Quietly sobbing outside the official residence of the besieged Fijian prime minister Tuesday, Vani Diani could hardly believe what was happening to her political hero.
"It's just terrible. This is Fiji. We're meant to be a peaceful country and here are all these soldiers frightening people with their guns," Ms. Diani said.
Peaceful, indeed. Four coups d'état in nearly 20 years have spilled little blood on this archipelago, whose thriving agricultural and tourism sectors makes it one of the South Pacific's wealthiest island nations. But even as Christian hymns and heartfelt prayers were offered outside the premier's home Tuesday, Fiji's elected leader, Laisenia Qarase, could do little to save himself from the same fate as his predecessors.
As in previous military coups, the trouble in this paradise stems from personal rubs among the leadership, as well as simmering tensions between native Fijians and ethnic Indians, who make up 44 percent of the country's population and dominate its economy.
After spending all day under house arrest, barricaded by renegade soldiers, Prime Minister Qarase was summarily dismissed from power by Fiji's maverick military commander, Commodore Frank Bainimarama. The commodore's announcement that he had seized control of the government marks a climax to months of rising tension between the military and the democratically elected government.
Tuesday's slow-cooked coup has undermined Fiji's tourism business, which attracts 400,000 visitors a year and is Fiji's biggest earner. After the 2000 coup, Fiji saw a 10 percent contraction in the economy, reports The Sydney Morning Herald.

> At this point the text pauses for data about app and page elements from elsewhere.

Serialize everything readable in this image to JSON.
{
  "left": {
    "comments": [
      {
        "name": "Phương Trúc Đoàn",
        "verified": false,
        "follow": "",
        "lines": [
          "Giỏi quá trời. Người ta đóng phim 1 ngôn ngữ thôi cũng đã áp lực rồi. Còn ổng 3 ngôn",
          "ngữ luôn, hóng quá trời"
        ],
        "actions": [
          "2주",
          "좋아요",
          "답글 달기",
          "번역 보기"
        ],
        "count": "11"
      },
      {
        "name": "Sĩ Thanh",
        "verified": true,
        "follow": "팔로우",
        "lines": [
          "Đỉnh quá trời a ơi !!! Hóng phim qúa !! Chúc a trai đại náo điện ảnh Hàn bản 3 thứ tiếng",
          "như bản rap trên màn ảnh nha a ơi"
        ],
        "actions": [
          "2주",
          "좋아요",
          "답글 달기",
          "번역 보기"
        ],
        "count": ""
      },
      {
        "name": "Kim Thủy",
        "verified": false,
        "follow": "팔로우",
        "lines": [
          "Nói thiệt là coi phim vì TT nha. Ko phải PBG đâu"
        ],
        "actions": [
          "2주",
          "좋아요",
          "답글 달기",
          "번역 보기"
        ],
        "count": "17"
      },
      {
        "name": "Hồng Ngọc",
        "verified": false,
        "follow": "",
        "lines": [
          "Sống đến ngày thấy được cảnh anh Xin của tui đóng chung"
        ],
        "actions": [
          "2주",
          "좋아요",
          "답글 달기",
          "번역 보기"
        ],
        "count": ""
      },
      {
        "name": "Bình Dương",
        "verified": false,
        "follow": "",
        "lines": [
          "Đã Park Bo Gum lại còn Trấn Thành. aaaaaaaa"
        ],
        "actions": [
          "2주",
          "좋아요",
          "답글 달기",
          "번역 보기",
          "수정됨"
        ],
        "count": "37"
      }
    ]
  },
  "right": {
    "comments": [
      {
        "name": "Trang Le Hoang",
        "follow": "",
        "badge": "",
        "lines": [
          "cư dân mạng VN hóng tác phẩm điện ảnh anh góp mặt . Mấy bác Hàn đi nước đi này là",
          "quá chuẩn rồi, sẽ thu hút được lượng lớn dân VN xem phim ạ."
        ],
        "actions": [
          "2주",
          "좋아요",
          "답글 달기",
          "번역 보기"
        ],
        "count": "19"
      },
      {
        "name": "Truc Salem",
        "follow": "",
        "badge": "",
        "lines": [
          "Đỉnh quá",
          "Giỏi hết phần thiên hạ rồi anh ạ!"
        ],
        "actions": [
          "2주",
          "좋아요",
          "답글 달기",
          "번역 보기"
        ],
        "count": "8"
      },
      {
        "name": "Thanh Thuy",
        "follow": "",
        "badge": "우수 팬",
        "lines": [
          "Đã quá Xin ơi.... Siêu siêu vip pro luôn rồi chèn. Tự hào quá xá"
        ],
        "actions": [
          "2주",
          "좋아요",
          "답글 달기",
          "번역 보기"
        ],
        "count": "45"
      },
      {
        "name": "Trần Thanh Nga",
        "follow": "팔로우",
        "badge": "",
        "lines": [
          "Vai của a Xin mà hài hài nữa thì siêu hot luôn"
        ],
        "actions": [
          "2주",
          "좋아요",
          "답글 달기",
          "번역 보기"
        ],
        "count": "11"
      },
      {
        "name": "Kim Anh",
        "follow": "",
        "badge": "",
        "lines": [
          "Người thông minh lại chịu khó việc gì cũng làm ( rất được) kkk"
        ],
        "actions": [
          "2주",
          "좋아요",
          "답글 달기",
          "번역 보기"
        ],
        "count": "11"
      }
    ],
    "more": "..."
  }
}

"The crisis has already affected the tourism industry – our hotels are only 20 percent full," says Virisila Buadromo, head of the Fiji Women's Rights Movement. "What the military is doing is illegal and at the end of the day we'll all suffer from it."
But some observers expect tourism to rebound quickly. Despite an Australian government travel advisory that "political tensions could lead to mob violence and civil disorder," Australia's national airlines, Qantas, reported few cancellations Tuesday. That may point to travelers' business-as-usual attitude toward Fiji's history of coups d'état.
Qarase says he was deposed illegally and that the coup has made Fiji "a laughing-stock" in the international arena. But Commodore Bainimarama says he was forced to act because the prime minister refused to accede to his demands that Qarase dump controversial legislation and dismiss allegedly corrupt ministers from office.
Six years ago, Bainimarama was credited with rescuing the nation from chaos when he brokered a peaceful resolution to the country's last coup, led by failed businessman George Speight. That reputation is now in tatters, with the naval commander leading the kind of overthrow which earned Mr. Speight worldwide condemnation and a sentence of execution, commuted to life imprisonment on a lonely island off the coast of Fiji.
"It is hard to believe that the man who stood up for the rule of law in 2000 is today its main threat," the Fiji Times noted on Monday.
Anger among some Fijians over Bainimarama's intervention spilled over a few months after the 2000 coup when mutinous soldiers attempted to assassinate him during lunch in the officers' mess of Suva's main barracks. Bainimarama fled down a jungle-clad hillside. Since that attempt, he has been incensed that some of the coup plotters and mutineers were let out of prison early. Two were made cabinet ministers by Qarase.
"To see people responsible for the crisis rewarded with positions in cabinet and diplomatic postings – it was a huge slap in the face [to Bainimarama]," says Brij Lal, an academic from the University of the South Pacific in Suva.
The military chief announced that he was "stepping into the shoes" of Fiji's ailing president in order to sack Qarase, dissolve parliament, appoint an interim prime minister, and form a caretaker government. The naval commander also pledged to hold democratic national elections, without specifying when.
Bainimarama and Qarase have been at loggerheads for months over land rights legislation, which the commodore claimed would unfairly discriminate against the Indo-Fijian minority.
Fiji's three previous coups were partly motivated by fears among indigenous Fijians that they were losing control of the country to Indo-Fijians, the descendants of 19th century cane farmers recruited by the British colonial authorities.
Tuesday's coup also revealed stark racial divisions. Many indigenous Fijians were outraged that Qarase, a nationalist, had been dismissed after they reelected him in May. "I feel my rights have been violated," says farmer Ratu Yavalanavanua. "This will put us down into darkness."
Meanwhile, Bainimarama, an ethnic Fijian, is popular with low income Indo-Fijians, who regard him as the protector of a multi-racial Fiji.
"Ninety percent of Indians support Frank," says Anand Prasad, a businessman. "Qarase is a racist. The Indians built this country but the government wants to take away all our rights."